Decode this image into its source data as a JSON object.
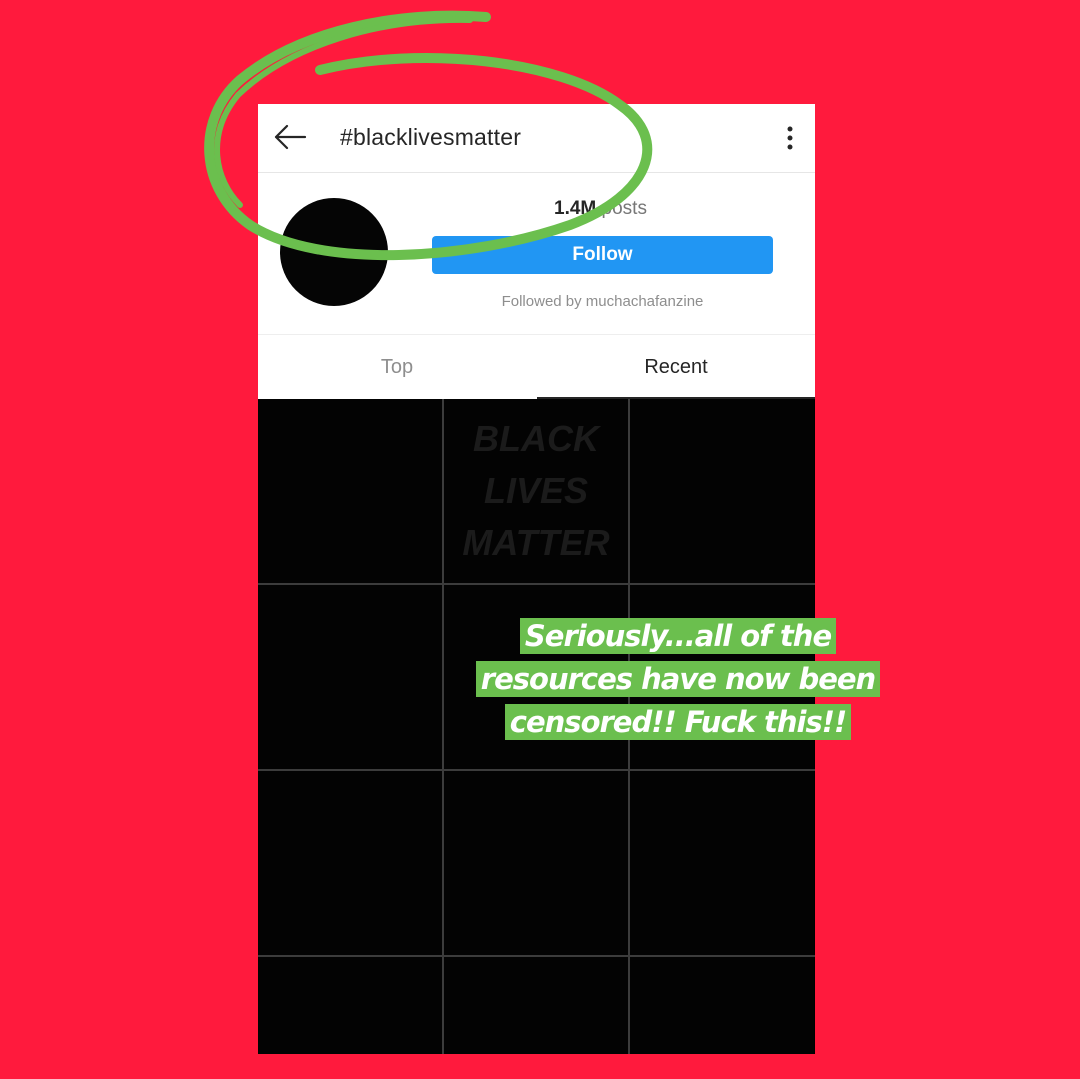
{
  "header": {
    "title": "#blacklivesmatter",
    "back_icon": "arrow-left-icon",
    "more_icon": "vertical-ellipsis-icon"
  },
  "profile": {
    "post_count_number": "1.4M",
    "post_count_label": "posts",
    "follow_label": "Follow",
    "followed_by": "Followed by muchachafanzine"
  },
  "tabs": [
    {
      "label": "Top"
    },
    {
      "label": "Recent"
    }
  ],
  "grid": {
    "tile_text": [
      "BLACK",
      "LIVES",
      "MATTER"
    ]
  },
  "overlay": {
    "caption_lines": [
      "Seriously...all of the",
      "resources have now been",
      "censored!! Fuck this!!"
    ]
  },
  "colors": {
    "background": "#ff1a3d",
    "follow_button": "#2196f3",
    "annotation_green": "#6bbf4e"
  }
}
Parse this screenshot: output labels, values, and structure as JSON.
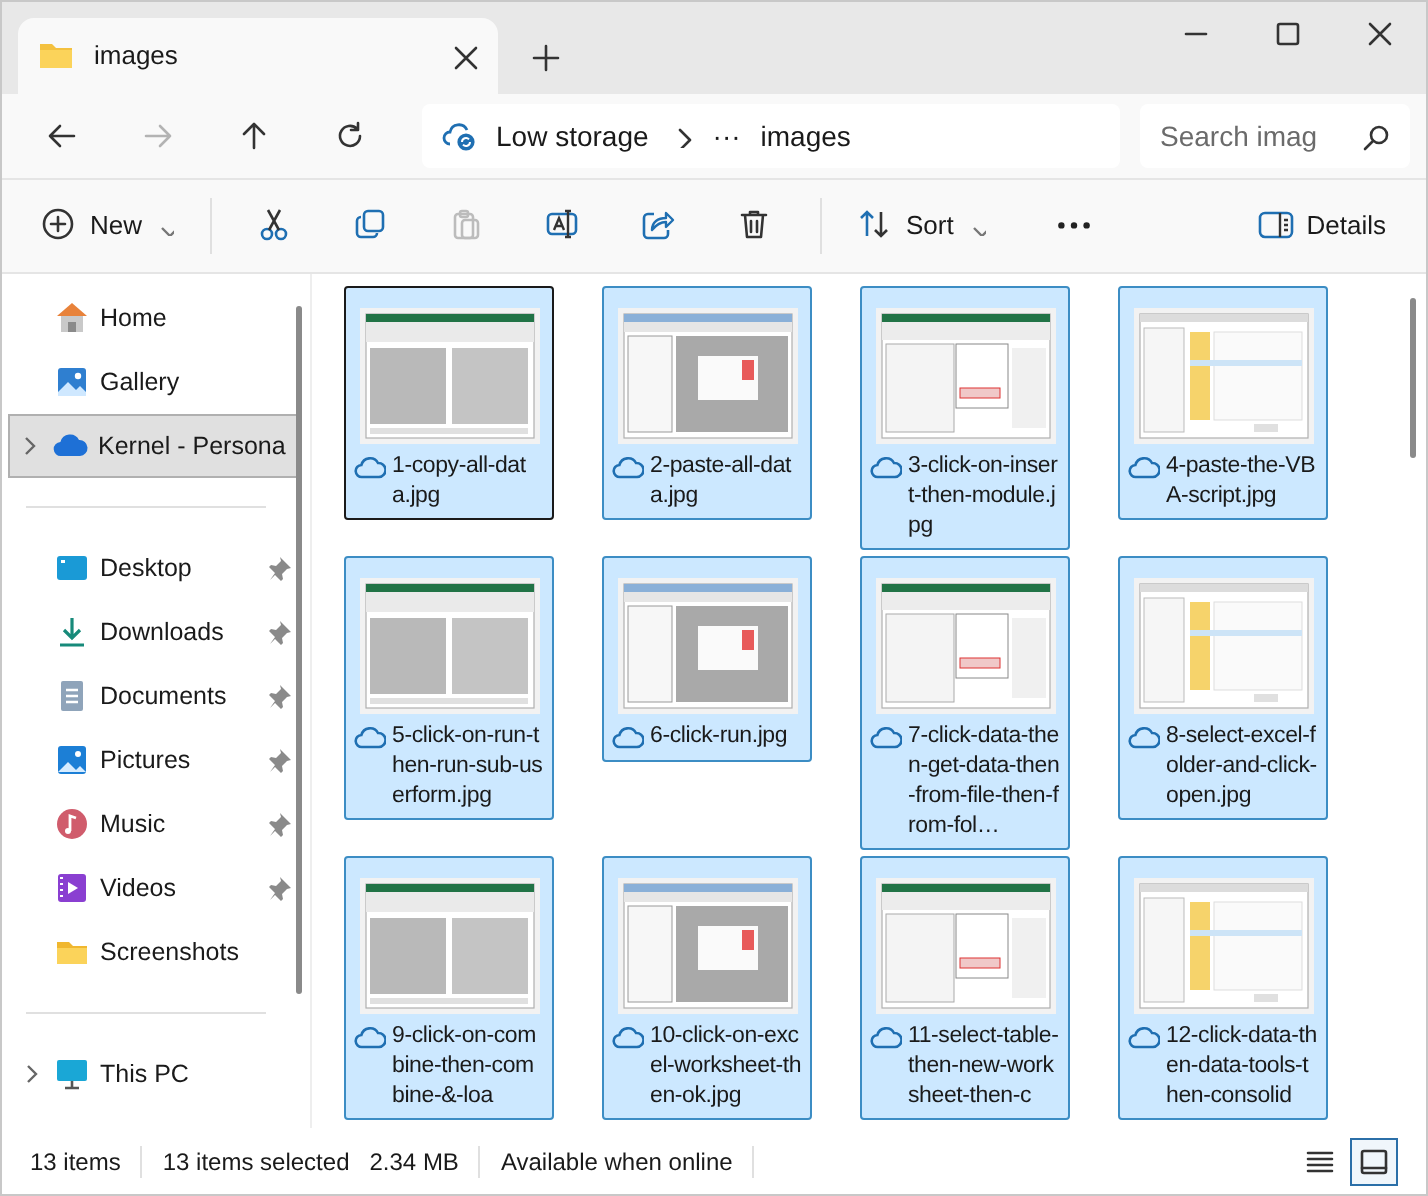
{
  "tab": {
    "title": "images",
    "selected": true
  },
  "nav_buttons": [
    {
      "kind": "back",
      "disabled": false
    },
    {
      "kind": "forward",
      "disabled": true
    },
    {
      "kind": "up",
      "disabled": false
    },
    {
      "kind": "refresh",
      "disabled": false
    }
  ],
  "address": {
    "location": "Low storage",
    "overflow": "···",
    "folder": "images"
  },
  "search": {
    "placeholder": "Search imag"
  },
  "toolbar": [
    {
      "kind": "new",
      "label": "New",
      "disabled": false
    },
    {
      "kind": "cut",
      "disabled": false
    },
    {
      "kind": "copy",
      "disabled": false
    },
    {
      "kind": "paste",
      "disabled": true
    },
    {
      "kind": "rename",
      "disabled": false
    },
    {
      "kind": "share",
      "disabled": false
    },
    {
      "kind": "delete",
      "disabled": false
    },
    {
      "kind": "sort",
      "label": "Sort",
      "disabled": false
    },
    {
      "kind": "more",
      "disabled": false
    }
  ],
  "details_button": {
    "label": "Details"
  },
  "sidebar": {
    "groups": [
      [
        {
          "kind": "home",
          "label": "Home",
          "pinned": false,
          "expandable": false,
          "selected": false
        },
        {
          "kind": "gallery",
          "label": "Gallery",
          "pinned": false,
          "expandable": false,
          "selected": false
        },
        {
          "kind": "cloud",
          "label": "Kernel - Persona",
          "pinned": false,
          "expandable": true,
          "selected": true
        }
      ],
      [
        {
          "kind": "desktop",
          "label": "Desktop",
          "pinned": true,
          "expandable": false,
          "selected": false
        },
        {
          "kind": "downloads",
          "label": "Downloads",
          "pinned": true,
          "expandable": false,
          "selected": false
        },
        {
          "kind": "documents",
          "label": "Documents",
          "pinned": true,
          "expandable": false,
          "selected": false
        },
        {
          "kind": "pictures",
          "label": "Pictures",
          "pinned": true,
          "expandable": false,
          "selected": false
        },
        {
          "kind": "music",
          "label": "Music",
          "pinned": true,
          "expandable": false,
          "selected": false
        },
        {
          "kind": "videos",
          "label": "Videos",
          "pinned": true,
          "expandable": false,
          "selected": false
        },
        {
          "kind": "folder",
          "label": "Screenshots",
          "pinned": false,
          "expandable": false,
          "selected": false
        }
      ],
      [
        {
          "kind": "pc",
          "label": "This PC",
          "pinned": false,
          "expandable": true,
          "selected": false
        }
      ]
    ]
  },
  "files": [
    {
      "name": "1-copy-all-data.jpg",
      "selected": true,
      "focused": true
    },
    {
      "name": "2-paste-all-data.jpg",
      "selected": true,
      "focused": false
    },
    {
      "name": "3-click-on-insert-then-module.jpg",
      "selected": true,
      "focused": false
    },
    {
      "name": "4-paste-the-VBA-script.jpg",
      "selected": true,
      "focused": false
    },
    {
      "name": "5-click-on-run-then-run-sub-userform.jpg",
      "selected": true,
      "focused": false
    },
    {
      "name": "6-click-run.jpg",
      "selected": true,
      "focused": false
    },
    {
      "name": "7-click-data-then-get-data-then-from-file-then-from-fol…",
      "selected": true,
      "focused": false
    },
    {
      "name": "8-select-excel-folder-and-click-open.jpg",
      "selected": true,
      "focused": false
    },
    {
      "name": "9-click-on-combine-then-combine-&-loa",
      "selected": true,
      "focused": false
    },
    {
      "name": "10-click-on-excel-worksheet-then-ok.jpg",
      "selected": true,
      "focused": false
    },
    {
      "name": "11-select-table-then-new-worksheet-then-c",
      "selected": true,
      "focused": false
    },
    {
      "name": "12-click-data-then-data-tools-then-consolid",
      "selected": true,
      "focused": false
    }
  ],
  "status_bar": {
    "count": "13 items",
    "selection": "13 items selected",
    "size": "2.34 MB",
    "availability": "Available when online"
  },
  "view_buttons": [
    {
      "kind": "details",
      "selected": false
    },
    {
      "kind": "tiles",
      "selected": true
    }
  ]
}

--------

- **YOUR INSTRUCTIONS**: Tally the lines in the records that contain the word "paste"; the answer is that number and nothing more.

- **ANSWER SECTION**: 3